Forage Rye is suitable for early turnout (reducing overwintering costs) for cows and good for winter sheep keep. It provides a flexible sowing option after maize or cereals and can be zero grazed or big baled. It is good for helping to mop-up residual nitrogen and prevents soil erosion.
As Forage Rye is primarily grown for its ability to deliver very early grazing in the early spring it is essential to make sure that the right field is selected. Although Forage Rye will grow on a very wide range of soil types it is best to avoid very exposed or badly drained fields. The seedbed for forage rye should be reasonably firm and well consolidated. A seed rate of between 160-185kg/ha (65-75kg/acre) is adequate under most circumstances and the seed should be drilled to a depth of 3.5-5.0cm.
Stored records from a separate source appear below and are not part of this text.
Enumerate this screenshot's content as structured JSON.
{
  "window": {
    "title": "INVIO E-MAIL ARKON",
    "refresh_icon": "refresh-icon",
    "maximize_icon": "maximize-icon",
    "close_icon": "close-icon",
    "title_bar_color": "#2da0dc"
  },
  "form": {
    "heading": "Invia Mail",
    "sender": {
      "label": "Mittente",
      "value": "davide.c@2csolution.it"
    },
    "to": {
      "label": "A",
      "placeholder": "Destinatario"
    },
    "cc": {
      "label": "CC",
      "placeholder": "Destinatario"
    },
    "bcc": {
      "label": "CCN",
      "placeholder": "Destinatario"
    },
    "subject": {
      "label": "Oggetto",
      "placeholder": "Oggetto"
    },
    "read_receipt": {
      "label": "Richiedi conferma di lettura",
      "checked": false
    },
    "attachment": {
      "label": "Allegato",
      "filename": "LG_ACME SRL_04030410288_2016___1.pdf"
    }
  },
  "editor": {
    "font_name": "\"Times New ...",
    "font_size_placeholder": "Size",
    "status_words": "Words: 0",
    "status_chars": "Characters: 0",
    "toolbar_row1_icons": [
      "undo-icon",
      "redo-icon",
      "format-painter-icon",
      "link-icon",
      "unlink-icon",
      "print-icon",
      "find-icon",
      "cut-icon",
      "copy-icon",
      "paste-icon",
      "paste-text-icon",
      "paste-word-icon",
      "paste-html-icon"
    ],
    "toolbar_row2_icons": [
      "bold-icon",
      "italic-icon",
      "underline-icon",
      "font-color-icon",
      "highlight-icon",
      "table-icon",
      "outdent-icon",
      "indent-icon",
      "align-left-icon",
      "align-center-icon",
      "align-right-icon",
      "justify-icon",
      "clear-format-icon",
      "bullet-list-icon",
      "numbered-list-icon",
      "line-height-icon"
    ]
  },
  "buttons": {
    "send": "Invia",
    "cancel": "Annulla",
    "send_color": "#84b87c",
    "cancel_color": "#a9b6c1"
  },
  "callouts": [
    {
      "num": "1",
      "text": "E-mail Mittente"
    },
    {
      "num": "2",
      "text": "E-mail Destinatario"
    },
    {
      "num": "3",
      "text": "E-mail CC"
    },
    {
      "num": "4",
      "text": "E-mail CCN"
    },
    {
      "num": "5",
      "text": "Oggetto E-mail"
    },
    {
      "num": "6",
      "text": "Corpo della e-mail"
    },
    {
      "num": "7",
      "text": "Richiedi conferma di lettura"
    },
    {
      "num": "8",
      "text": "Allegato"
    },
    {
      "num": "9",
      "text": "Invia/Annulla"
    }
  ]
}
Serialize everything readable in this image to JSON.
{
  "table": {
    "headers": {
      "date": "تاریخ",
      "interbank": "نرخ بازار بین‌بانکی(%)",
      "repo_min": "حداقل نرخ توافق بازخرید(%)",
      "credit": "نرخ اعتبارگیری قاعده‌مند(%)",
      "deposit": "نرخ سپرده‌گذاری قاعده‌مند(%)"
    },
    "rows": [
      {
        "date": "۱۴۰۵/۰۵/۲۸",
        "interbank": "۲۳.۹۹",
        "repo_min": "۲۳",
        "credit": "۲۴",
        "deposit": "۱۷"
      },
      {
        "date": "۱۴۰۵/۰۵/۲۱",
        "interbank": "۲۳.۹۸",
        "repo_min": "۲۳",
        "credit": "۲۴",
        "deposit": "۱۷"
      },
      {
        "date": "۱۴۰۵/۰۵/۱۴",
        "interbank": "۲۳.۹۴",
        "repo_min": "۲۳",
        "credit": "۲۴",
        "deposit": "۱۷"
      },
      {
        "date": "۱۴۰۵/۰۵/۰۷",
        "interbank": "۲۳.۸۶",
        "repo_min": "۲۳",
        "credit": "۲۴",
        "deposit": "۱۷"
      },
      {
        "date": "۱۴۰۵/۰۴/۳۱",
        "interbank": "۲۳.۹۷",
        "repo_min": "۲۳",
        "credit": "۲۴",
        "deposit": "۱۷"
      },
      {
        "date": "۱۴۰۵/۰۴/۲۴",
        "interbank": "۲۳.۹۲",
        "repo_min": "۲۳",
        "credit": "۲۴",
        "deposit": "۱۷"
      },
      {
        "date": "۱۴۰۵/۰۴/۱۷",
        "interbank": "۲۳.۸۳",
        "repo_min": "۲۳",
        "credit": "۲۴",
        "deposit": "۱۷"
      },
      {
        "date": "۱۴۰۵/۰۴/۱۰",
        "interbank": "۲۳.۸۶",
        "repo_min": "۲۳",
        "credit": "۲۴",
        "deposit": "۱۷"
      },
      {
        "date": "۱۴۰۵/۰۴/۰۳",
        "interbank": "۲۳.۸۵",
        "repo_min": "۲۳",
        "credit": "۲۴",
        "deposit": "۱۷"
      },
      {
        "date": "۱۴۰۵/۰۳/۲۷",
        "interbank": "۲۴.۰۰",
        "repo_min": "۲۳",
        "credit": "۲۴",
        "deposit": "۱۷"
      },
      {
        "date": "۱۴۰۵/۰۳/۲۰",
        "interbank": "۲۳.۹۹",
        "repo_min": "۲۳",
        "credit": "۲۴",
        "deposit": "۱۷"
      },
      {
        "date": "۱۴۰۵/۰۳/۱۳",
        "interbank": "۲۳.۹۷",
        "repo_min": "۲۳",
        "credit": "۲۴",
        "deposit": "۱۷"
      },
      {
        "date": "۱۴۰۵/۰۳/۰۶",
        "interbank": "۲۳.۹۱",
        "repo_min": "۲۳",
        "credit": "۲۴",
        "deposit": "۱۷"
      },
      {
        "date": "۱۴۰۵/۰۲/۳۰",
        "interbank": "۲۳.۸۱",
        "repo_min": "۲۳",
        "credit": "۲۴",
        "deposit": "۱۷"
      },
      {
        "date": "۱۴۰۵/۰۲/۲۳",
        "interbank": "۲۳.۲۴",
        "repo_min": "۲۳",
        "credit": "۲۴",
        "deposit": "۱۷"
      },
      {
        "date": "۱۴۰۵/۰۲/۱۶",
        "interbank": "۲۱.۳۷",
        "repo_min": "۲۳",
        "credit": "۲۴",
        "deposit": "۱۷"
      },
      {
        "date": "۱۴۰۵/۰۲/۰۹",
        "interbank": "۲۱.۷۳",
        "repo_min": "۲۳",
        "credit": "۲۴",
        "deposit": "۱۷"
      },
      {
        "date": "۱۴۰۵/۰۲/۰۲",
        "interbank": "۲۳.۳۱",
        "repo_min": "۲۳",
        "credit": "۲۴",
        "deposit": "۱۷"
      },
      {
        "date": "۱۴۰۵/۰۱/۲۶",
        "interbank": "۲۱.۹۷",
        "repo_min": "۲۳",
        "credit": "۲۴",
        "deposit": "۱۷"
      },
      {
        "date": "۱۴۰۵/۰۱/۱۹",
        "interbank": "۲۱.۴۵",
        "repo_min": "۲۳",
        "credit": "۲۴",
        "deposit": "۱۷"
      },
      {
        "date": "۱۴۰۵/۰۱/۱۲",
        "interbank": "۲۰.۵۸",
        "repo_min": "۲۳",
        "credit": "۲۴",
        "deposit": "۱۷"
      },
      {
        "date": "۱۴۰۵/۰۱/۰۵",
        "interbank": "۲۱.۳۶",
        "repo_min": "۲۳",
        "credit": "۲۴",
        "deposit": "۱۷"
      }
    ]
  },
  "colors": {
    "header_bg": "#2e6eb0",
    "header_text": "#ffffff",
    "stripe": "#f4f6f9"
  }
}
Drilling should take place mid-August to late September. This ensures that the crop gets well established before the winter sets in.
No herbicides should be needed and the crop suffers from few pests and diseases.
Forage Rye should not be allowed to enter the winter in a very proud state and in a mild autumn, crops sown in good time can be lightly grazed in late November or early December. If grazing dairy cows on Forage Rye then the crop length needs to be about 30-35 cm. For sheep the crop can be a little shorter. Controlled grazing, using an electric fence is very important to avoid excessive wastage.
For further information please call 0845 070 6280.